Search
  • Hudha

Just Be.

A piece about crying. Crying does not make you weak, it does not make you less of a person, you are allowed to feel your feelings. It is okay not to be okay, you deserve all the strength and guidance you need to heal.


The feeling of your throat closing up, so much so that it seems to be borderline painful?

You have to regulate your breath; breathe in and breath out.

Does it get easier? No.

You have to close your eyes. Let the water slide. Try to ease yourself from that internal pain. Let your cries be heard, let your sorrows fill oceans and let your hurt heal in those shed tears.

Let your expression relax, allow yourself to believe that you don't always have to be alright. Let yourself accept that the tears will smooth your path over, that you could walk easier.

Let yourself understand that despite you trying to hold it back, it's always alright to let your heart thaw the pressure of the building seas.
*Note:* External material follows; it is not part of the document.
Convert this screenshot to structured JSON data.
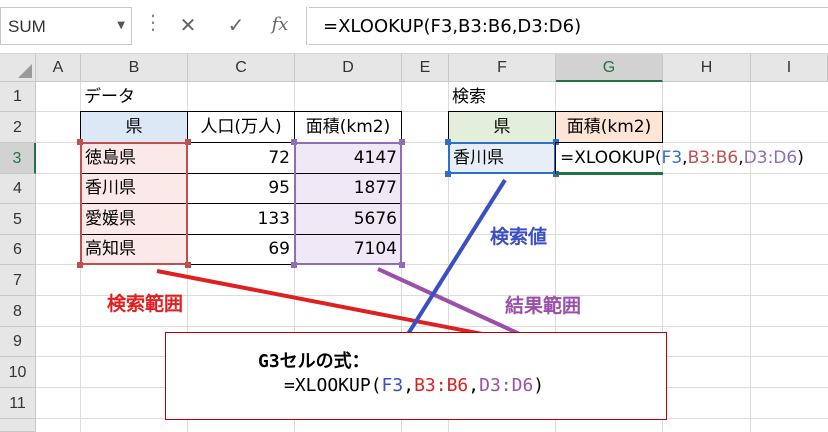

Let your sobs create wave fronts across the borders in mighty heights because that's what you are; Magnificent. Let yourself reflect off the surface of the sun. Let the moon harness the tides.
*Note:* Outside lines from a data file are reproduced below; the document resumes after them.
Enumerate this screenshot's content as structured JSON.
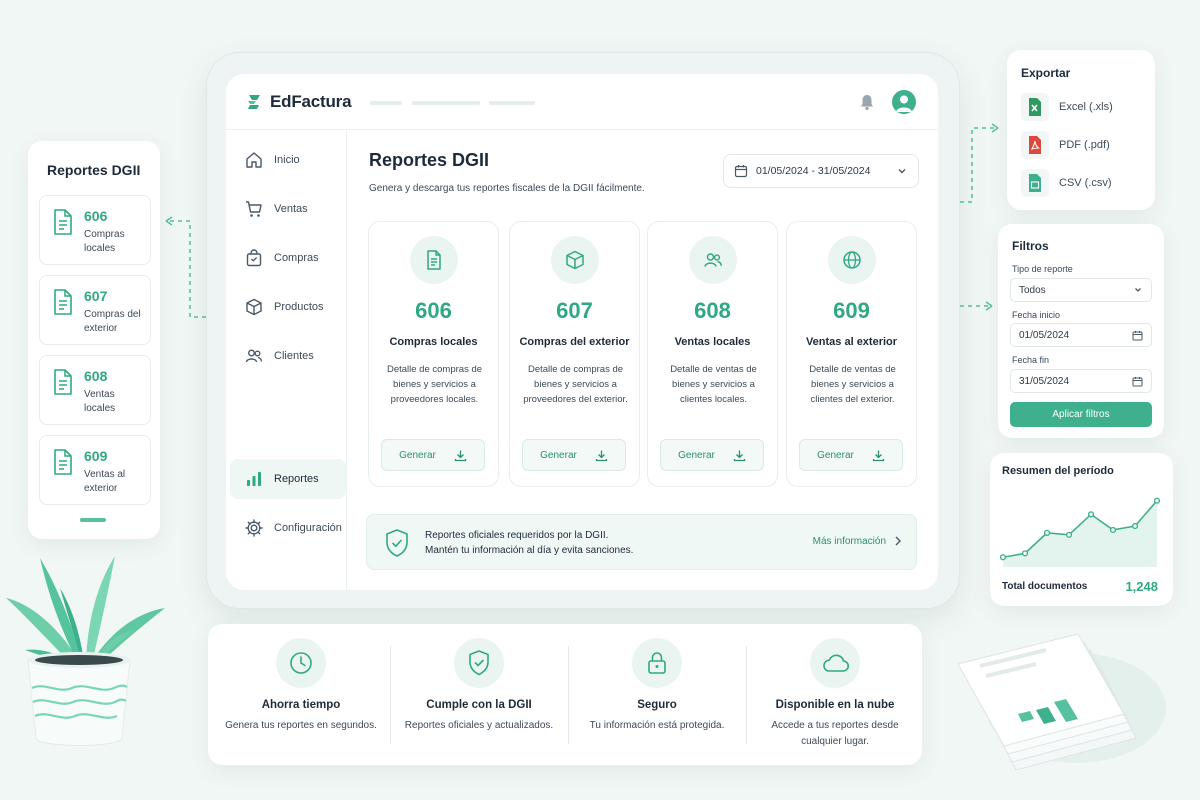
{
  "app": {
    "name": "EdFactura"
  },
  "sidebar": {
    "items": [
      {
        "label": "Inicio",
        "icon": "home-icon"
      },
      {
        "label": "Ventas",
        "icon": "cart-icon"
      },
      {
        "label": "Compras",
        "icon": "bag-icon"
      },
      {
        "label": "Productos",
        "icon": "box-icon"
      },
      {
        "label": "Clientes",
        "icon": "users-icon"
      },
      {
        "label": "Reportes",
        "icon": "bar-chart-icon",
        "active": true
      },
      {
        "label": "Configuración",
        "icon": "gear-icon"
      }
    ]
  },
  "main": {
    "title": "Reportes DGII",
    "subtitle": "Genera y descarga tus reportes fiscales de la DGII fácilmente.",
    "date_range": "01/05/2024 - 31/05/2024",
    "reports": [
      {
        "code": "606",
        "title": "Compras locales",
        "desc": "Detalle de compras de bienes y servicios a proveedores locales.",
        "button": "Generar",
        "icon": "document-icon"
      },
      {
        "code": "607",
        "title": "Compras del exterior",
        "desc": "Detalle de compras de bienes y servicios a proveedores del exterior.",
        "button": "Generar",
        "icon": "package-icon"
      },
      {
        "code": "608",
        "title": "Ventas locales",
        "desc": "Detalle de ventas de bienes y servicios a clientes locales.",
        "button": "Generar",
        "icon": "users-icon"
      },
      {
        "code": "609",
        "title": "Ventas al exterior",
        "desc": "Detalle de ventas de bienes y servicios a clientes del exterior.",
        "button": "Generar",
        "icon": "globe-icon"
      }
    ],
    "info": {
      "line1": "Reportes oficiales requeridos por la DGII.",
      "line2": "Mantén tu información al día y evita sanciones.",
      "link": "Más información"
    }
  },
  "left_panel": {
    "title": "Reportes DGII",
    "items": [
      {
        "code": "606",
        "name": "Compras locales"
      },
      {
        "code": "607",
        "name": "Compras del exterior"
      },
      {
        "code": "608",
        "name": "Ventas locales"
      },
      {
        "code": "609",
        "name": "Ventas al exterior"
      }
    ]
  },
  "export": {
    "title": "Exportar",
    "items": [
      {
        "label": "Excel (.xls)",
        "icon": "excel-icon",
        "color": "#2e9a62"
      },
      {
        "label": "PDF (.pdf)",
        "icon": "pdf-icon",
        "color": "#d94a3c"
      },
      {
        "label": "CSV (.csv)",
        "icon": "csv-icon",
        "color": "#3fb08d"
      }
    ]
  },
  "filters": {
    "title": "Filtros",
    "type_label": "Tipo de reporte",
    "type_value": "Todos",
    "start_label": "Fecha inicio",
    "start_value": "01/05/2024",
    "end_label": "Fecha fin",
    "end_value": "31/05/2024",
    "apply": "Aplicar filtros"
  },
  "summary": {
    "title": "Resumen del período",
    "total_label": "Total documentos",
    "total_value": "1,248"
  },
  "chart_data": {
    "type": "area",
    "title": "Resumen del período",
    "xlabel": "",
    "ylabel": "",
    "x": [
      1,
      2,
      3,
      4,
      5,
      6,
      7,
      8
    ],
    "values": [
      10,
      14,
      35,
      33,
      54,
      38,
      42,
      68
    ],
    "ylim": [
      0,
      80
    ],
    "grid": false,
    "legend": "none"
  },
  "features": [
    {
      "title": "Ahorra tiempo",
      "desc": "Genera tus reportes en segundos.",
      "icon": "clock-icon"
    },
    {
      "title": "Cumple con la DGII",
      "desc": "Reportes oficiales y actualizados.",
      "icon": "shield-check-icon"
    },
    {
      "title": "Seguro",
      "desc": "Tu información está protegida.",
      "icon": "lock-icon"
    },
    {
      "title": "Disponible en la nube",
      "desc": "Accede a tus reportes desde cualquier lugar.",
      "icon": "cloud-icon"
    }
  ],
  "colors": {
    "accent": "#3fb08d",
    "accent_text": "#2fa883",
    "background": "#f1f7f5",
    "text": "#1d2b3a"
  }
}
Let yourself see;


"Amidst all those tears and pain, you are still there"


Amidst all those tears and pain, you are still there. You can still hurt and hurt some more. You can still be beautiful with your depths amongst the endlessly weathered waves. You can be filled to the brim and empty with every breath. You can still be there, here and now, while you are far away. You can still be you, despite the moon strings that tide you over. You can still create oceans with your eyes. You can still feel it all, overwhelming and ebbing at your very existence.

Let yourself know;

You can swim across your pain. One drop among countless other. You can drown those

undeserving of you.

Let yourself cry. And just be.

16 views0 comments

Recent Posts

See All

A letter to someone who’s never heard of stigma

A year ago, I struggled with various mental illnesses - to the point where I couldn’t keep myself safe. I was admitted to Bellevue hospital in Manhattan, New York City, where the walls were whiter tha